::: Data to examine

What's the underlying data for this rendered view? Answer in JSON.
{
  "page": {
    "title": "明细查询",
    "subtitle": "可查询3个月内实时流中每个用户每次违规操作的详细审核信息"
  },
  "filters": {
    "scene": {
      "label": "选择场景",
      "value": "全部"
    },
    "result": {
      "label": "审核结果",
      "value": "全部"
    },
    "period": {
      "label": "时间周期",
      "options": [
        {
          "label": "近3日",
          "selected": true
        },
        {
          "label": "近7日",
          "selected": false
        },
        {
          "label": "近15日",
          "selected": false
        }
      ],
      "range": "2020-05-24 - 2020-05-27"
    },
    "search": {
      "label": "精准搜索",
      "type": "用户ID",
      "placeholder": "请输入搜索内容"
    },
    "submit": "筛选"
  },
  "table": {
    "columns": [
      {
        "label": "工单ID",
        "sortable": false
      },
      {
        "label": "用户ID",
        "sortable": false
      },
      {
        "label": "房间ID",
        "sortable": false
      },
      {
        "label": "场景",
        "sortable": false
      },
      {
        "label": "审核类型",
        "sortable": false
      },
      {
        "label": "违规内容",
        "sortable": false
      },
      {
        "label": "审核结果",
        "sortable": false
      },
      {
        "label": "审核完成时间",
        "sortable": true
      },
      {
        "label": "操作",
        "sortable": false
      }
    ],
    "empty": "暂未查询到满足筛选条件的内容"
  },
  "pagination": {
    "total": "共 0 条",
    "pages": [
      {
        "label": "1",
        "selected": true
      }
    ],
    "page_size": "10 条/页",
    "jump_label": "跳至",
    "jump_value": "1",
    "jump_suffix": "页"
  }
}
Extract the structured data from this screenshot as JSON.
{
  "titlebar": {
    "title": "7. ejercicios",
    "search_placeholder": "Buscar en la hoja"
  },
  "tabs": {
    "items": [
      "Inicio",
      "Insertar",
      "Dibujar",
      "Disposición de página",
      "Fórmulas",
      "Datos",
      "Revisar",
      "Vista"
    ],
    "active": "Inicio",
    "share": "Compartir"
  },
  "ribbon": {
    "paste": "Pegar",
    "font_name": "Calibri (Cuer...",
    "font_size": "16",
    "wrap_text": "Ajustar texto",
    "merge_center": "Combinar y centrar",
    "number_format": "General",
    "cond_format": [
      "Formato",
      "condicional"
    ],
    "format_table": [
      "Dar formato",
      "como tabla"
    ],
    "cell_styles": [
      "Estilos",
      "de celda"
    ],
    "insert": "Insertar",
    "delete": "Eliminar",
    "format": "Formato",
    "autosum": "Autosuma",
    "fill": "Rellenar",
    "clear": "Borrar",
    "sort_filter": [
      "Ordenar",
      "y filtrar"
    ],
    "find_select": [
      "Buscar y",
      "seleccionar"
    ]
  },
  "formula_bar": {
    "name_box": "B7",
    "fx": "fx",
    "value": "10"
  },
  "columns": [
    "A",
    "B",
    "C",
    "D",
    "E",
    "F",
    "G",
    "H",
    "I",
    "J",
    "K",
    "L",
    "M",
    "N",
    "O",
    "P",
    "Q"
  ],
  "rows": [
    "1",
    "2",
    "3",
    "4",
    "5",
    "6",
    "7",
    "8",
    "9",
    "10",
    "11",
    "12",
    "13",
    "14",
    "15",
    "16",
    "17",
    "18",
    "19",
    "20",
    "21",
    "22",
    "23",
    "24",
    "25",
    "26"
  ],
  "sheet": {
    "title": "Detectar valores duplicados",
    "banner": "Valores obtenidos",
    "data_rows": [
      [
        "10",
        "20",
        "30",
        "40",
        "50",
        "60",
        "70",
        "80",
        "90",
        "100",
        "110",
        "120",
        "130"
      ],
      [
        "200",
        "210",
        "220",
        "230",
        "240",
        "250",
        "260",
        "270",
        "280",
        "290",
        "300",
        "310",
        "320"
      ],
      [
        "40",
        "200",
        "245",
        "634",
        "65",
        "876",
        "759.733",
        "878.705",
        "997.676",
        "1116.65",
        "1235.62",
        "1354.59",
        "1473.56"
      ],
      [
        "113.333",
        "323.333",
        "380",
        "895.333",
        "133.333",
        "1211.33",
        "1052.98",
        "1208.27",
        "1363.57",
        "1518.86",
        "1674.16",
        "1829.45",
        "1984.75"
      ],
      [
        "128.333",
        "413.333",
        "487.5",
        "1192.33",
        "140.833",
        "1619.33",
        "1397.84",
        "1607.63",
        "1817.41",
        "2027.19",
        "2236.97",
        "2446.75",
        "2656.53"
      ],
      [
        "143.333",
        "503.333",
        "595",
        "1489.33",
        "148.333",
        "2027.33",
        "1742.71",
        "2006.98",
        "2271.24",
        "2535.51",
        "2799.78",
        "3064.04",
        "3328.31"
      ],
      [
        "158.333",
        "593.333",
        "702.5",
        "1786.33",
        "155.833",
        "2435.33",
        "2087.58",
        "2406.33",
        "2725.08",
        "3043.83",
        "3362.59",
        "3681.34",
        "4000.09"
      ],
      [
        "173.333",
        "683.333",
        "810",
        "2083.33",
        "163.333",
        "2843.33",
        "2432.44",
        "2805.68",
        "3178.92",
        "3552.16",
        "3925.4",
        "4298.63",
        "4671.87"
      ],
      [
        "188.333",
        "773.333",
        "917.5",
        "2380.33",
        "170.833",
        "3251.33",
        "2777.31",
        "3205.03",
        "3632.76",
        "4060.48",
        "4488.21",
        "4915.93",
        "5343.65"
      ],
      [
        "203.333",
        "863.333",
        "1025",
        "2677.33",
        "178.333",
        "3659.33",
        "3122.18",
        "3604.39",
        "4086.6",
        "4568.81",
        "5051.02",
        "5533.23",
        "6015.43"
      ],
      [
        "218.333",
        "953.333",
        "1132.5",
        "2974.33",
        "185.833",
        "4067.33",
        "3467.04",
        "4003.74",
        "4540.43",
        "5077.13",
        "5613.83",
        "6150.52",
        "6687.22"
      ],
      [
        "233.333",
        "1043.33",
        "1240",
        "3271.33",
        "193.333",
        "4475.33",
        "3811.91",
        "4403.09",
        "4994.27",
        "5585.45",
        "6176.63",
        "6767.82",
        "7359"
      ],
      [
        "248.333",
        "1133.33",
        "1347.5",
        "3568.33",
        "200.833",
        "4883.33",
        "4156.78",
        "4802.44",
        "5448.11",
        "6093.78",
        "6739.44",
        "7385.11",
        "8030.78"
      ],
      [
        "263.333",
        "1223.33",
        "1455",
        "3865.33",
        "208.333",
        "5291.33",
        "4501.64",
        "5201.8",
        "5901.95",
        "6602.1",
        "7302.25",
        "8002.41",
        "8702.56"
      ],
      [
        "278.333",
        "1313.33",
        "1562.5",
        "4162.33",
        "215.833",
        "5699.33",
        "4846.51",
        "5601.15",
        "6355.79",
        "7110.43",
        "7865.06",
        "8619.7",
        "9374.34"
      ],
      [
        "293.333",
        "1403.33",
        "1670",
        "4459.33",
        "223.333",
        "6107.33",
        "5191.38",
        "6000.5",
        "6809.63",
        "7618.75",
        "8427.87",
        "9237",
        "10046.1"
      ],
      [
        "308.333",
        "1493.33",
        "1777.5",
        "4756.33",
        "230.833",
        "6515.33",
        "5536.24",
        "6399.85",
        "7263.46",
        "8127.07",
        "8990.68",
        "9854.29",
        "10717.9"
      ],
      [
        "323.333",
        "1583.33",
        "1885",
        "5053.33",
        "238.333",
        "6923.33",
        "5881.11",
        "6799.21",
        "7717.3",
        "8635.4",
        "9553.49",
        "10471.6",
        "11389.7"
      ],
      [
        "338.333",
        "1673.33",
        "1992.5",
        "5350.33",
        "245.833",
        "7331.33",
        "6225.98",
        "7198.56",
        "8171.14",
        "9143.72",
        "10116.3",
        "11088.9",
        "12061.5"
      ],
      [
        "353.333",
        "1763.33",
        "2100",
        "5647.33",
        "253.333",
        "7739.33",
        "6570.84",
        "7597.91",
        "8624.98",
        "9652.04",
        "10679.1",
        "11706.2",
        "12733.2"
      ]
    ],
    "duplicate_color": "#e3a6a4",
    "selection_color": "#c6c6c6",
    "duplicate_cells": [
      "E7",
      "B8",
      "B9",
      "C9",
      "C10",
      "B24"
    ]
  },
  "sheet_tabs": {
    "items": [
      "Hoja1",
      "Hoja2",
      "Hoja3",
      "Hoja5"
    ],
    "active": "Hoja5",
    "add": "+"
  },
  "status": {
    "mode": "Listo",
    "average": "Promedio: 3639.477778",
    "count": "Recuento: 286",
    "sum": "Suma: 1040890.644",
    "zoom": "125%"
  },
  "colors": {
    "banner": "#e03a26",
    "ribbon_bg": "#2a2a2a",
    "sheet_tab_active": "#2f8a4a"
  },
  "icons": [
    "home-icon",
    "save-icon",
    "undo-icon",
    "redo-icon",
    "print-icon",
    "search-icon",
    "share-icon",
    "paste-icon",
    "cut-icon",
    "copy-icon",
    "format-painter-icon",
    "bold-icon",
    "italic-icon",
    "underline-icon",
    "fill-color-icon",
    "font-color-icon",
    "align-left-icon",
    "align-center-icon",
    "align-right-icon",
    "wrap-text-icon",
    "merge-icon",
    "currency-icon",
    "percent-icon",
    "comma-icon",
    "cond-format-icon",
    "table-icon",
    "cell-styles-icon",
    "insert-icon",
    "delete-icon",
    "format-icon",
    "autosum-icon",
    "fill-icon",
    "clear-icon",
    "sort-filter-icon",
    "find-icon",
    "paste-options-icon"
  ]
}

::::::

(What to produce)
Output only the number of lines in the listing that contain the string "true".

(Task output)
3